“We Have Other Plans” – Communities Implement Alternative Development

Barbara Larcom
Nicaragua Network, U.S.
Tuesday, November 1, 2011

I’m pleased to introduce the video “We Have Other Plans: Communities Implement Alternative Development,” on behalf of Nicaragua Network (my employer) which produced it. Nicaragua Network is a network of more than 200 organizations across the U.S. , working in solidarity with Nicaragua or with local Nicaraguan communities. Some of you may be familiar with our Nicaragua News Service, to which many university libraries subscribe. Also, anyone can sign up for our weekly email Hotline, which will keep you up-to-date with key issues in Nicaragua; you can sign up by writing Kathy@AFGJ.org.

In addition, Nicaragua Network, as a principal project of the Alliance for Global Justice, promotes alternatives, across the world, to “savage capitalism” as implemented through the neoliberal model. This video is one project toward that larger goal which I believe we all support, namely, struggling against corporate globalization and building alternatives for our communities. In the video, we see a few selected examples among many across Nicaragua , of communities developing their own alternatives to the economic war being waged upon them. For the most part, these communities are extremely poor and are not currently viewed as important enough, by the agents of global capitalism, to incorporate into their system. They are the people “living in the cracks”, the “throw-away people.” But these communities are fighting back, and widening the cracks of new opportunity for themselves. As such, they’re an inspiration to all of us.

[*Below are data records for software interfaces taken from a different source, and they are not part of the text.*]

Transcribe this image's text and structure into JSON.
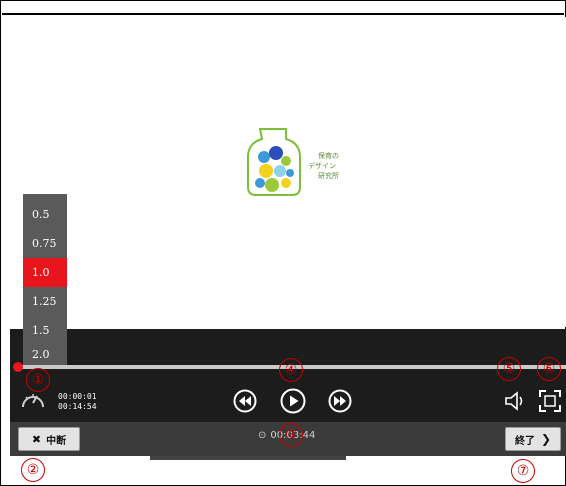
{
  "logo": {
    "line1": "保育の",
    "line2": "デザイン",
    "line3": "研究所"
  },
  "speed_menu": {
    "options": [
      "0.5",
      "0.75",
      "1.0",
      "1.25",
      "1.5",
      "2.0"
    ],
    "selected": "1.0"
  },
  "player": {
    "progress_fraction": 0.0,
    "current_time": "00:00:01",
    "duration": "00:14:54"
  },
  "footer": {
    "stop_label": "中断",
    "end_label": "終了",
    "elapsed": "00:03:44"
  },
  "badges": [
    "①",
    "②",
    "③",
    "④",
    "⑤",
    "⑥",
    "⑦"
  ],
  "colors": {
    "accent": "#e8161c",
    "badge": "#c40000",
    "player_bg": "#1c1c1c",
    "footer_bg": "#3b3b3b"
  }
}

The video and study guide are available for US$25.00. In addition, we’ll provide them free to any Global South organization that is working to develop community alternatives and can’t otherwise afford to buy them.

A few words are necessary to explain the present situation in Nicaragua . The Contra war ended in 1990, in which guerrillas funded by the U.S. Reagan administration attacked the elected Sandinista government. But the capitalist economic war has continued. Nicaragua has one of the highest per-capita debts in the world; it is the second poorest country in the Western Hemisphere . Nevertheless, the IMF in its wisdom has imposed “structural adjustment” (recently misnamed “poverty reduction”), insisting that the Nicaraguan government sell off its lucrative national phone company – which was sold well below its true value. The national electric company was also privatized, and now the Spanish company that owns it is constantly raising electric rates beyond what people can afford. Nicaragua is in the early stages of water privatization, but a huge network of consumers has sprung up to oppose it, with considerable international solidarity.

There are more and more maquiladoras in “Free” Trade zones within the country. National budgets for education and health care have been drastically cut. The rural communities, especially those with a militant Sandinista history, are largely ignored by the current national government. Campesinos are struggling to remain on their land, with no opportunity for bank loans to tide them over a rough year. There is a huge rate of emigration to other countries like Costa Rica , El Salvador , or the U.S. , with one or two members of a given family sending remittances to the family members remaining at home.

There is also a tremendous flight to major cities like Managua, the capital, where people are constructing shantytowns out of tin, cardboard, sticks and plastic, on the edge of highly polluted Lake Managua – often their only source of water. The barrio La Primavera is one of those shantytowns. My colleague, Ana Narváez, will speak about her work in La Primavera, with Women in Action, an organization featured in the video.